Nice unjoined example of D'Anville's 4 sheet map of North America, one of the best French Maps of North America prior to the French & Indian War.
The map shortly after Bellin's seminal map of the Great Lakes, although the projection of Lake Michigan appears to lean slightly toward the East, unlike Bellin's and subsequent maps. Karpinski notes that D'Anville, who was the foremost of the French Cartographers following De L'Isle, treats there region around the Great Lakes with considerably more accuracy than John Mitchell's map of 1755.

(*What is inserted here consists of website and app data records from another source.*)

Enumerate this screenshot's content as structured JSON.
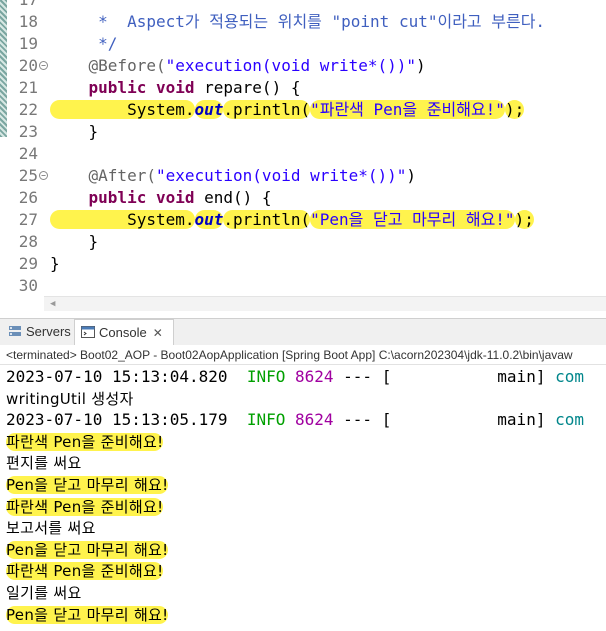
{
  "editor": {
    "lines": [
      {
        "num": "17",
        "parts": [
          {
            "t": "",
            "c": ""
          }
        ]
      },
      {
        "num": "18",
        "parts": [
          {
            "t": "     *  Aspect가 적용되는 위치를 \"point cut\"이라고 부른다.",
            "c": "cmt"
          }
        ]
      },
      {
        "num": "19",
        "parts": [
          {
            "t": "     */",
            "c": "cmt"
          }
        ]
      },
      {
        "num": "20",
        "fold": true,
        "parts": [
          {
            "t": "    @Before(",
            "c": "ann"
          },
          {
            "t": "\"execution(void write*())\"",
            "c": "str"
          },
          {
            "t": ")",
            "c": ""
          }
        ]
      },
      {
        "num": "21",
        "parts": [
          {
            "t": "    ",
            "c": ""
          },
          {
            "t": "public",
            "c": "kw"
          },
          {
            "t": " ",
            "c": ""
          },
          {
            "t": "void",
            "c": "kw"
          },
          {
            "t": " repare() {",
            "c": ""
          }
        ]
      },
      {
        "num": "22",
        "parts": [
          {
            "t": "        System.",
            "c": "hl"
          },
          {
            "t": "out",
            "c": "fld hl"
          },
          {
            "t": ".println(",
            "c": "hl"
          },
          {
            "t": "\"파란색 Pen을 준비해요!\"",
            "c": "str hl"
          },
          {
            "t": ");",
            "c": "hl"
          }
        ]
      },
      {
        "num": "23",
        "parts": [
          {
            "t": "    }",
            "c": ""
          }
        ]
      },
      {
        "num": "24",
        "parts": [
          {
            "t": "",
            "c": ""
          }
        ]
      },
      {
        "num": "25",
        "fold": true,
        "parts": [
          {
            "t": "    @After(",
            "c": "ann"
          },
          {
            "t": "\"execution(void write*())\"",
            "c": "str"
          },
          {
            "t": ")",
            "c": ""
          }
        ]
      },
      {
        "num": "26",
        "parts": [
          {
            "t": "    ",
            "c": ""
          },
          {
            "t": "public",
            "c": "kw"
          },
          {
            "t": " ",
            "c": ""
          },
          {
            "t": "void",
            "c": "kw"
          },
          {
            "t": " end() {",
            "c": ""
          }
        ]
      },
      {
        "num": "27",
        "parts": [
          {
            "t": "        System.",
            "c": "hl"
          },
          {
            "t": "out",
            "c": "fld hl"
          },
          {
            "t": ".println(",
            "c": "hl"
          },
          {
            "t": "\"Pen을 닫고 마무리 해요!\"",
            "c": "str hl"
          },
          {
            "t": ");",
            "c": "hl"
          }
        ]
      },
      {
        "num": "28",
        "parts": [
          {
            "t": "    }",
            "c": ""
          }
        ]
      },
      {
        "num": "29",
        "parts": [
          {
            "t": "}",
            "c": ""
          }
        ]
      },
      {
        "num": "30",
        "parts": [
          {
            "t": "",
            "c": ""
          }
        ]
      }
    ]
  },
  "tabs": {
    "servers": "Servers",
    "console": "Console"
  },
  "console_status": "<terminated> Boot02_AOP - Boot02AopApplication [Spring Boot App] C:\\acorn202304\\jdk-11.0.2\\bin\\javaw",
  "console_lines": [
    {
      "kind": "log",
      "time": "2023-07-10 15:13:04.820",
      "level": "INFO",
      "pid": "8624",
      "sep": " --- [",
      "thread": "           main] ",
      "logger": "com"
    },
    {
      "kind": "out",
      "text": "writingUtil 생성자",
      "highlight": false
    },
    {
      "kind": "log",
      "time": "2023-07-10 15:13:05.179",
      "level": "INFO",
      "pid": "8624",
      "sep": " --- [",
      "thread": "           main] ",
      "logger": "com"
    },
    {
      "kind": "out",
      "text": "파란색 Pen을 준비해요!",
      "highlight": true
    },
    {
      "kind": "out",
      "text": "편지를 써요",
      "highlight": false
    },
    {
      "kind": "out",
      "text": "Pen을 닫고 마무리 해요!",
      "highlight": true
    },
    {
      "kind": "out",
      "text": "파란색 Pen을 준비해요!",
      "highlight": true
    },
    {
      "kind": "out",
      "text": "보고서를 써요",
      "highlight": false
    },
    {
      "kind": "out",
      "text": "Pen을 닫고 마무리 해요!",
      "highlight": true
    },
    {
      "kind": "out",
      "text": "파란색 Pen을 준비해요!",
      "highlight": true
    },
    {
      "kind": "out",
      "text": "일기를 써요",
      "highlight": false
    },
    {
      "kind": "out",
      "text": "Pen을 닫고 마무리 해요!",
      "highlight": true
    }
  ],
  "icons": {
    "servers": "servers-icon",
    "console": "console-icon",
    "close": "close-icon",
    "fold": "fold-collapse-icon"
  },
  "colors": {
    "keyword": "#7f0055",
    "string": "#2a00ff",
    "annotation": "#646464",
    "comment": "#3f5fbf",
    "highlighter": "#fff34d",
    "info": "#00a000"
  }
}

The map provides nice detail along the Rio Grande and an excellent treatment of the Mississippi and Missouri River Valleys for the period. Lahontan's Grande Rivier is retained west of Lac Du Bois. The Trans-Appalachian treatment in the Ohio Valley and below the Great Lakes reflects the superior knowledge of the French in these regions, owing largely to the Jesuit activity from the St. Lawrence to the Great Lakes and down the Mississippi River over the prior 150 years.
The newly formed colony of Georgia appears above Florida, which is in a modest Archipelagic state.
Jean-Baptiste Bourguignon d’Anville (1697-1782) was one of the foremost French geographers of the eighteenth century. He carried out rigorous research in order to create his maps, which greatly developed the technical proficiency of mapmaking during his lifetime. His style was also simpler and less ornate than that of many of his predecessors. It was widely adopted by his contemporaries and successors.
The son of a tailor, d’Anville showed cartographic prowess from a young age; his first map, of Ancient Greece, was published when he was only fifteen years old. By twenty-two, he was appointed as one of the King’s géographes ordinaire de roi. He tutored the young Louis XV while in the service to the Crown. However, royal appointment did not pay all the bills, so d’Anville also did some work for the Portuguese Crown from 1724. For example, he helped to fill out Dom João V’s library with geographical works and made maps showing Portugal’s African colonies.
D’Anville disapproved of merely copying features from other maps, preferring instead to return to the texts upon which those maps were based to make his own depictions. This led him to embrace blank spaces for unknown areas and to reject names which were not supported by other sources. He also amassed a large personal map library and created a network of sources that included Jesuits in China and savants in Brazil. D’Anville’s historical approach to cartography resulted in magnificently detailed, yet modern and academic, maps. For example, his 1743 map of Italy improved upon all previous maps and included a memoir laying out his research and innovations. The geographer also specialized in ancient historical geography.
In 1773, d’Anville was named premier géographe de roi. In 1780, he ceded his considerable library to the Ministry of Foreign Affairs to be used for as a reference library for diplomats. D’Anville is best known for several maps, including his map of China, first published in 1735, and then included with Du Halde’s history of that country (the Hague, 1737). His map of Africa (1749) was used well into the nineteenth century.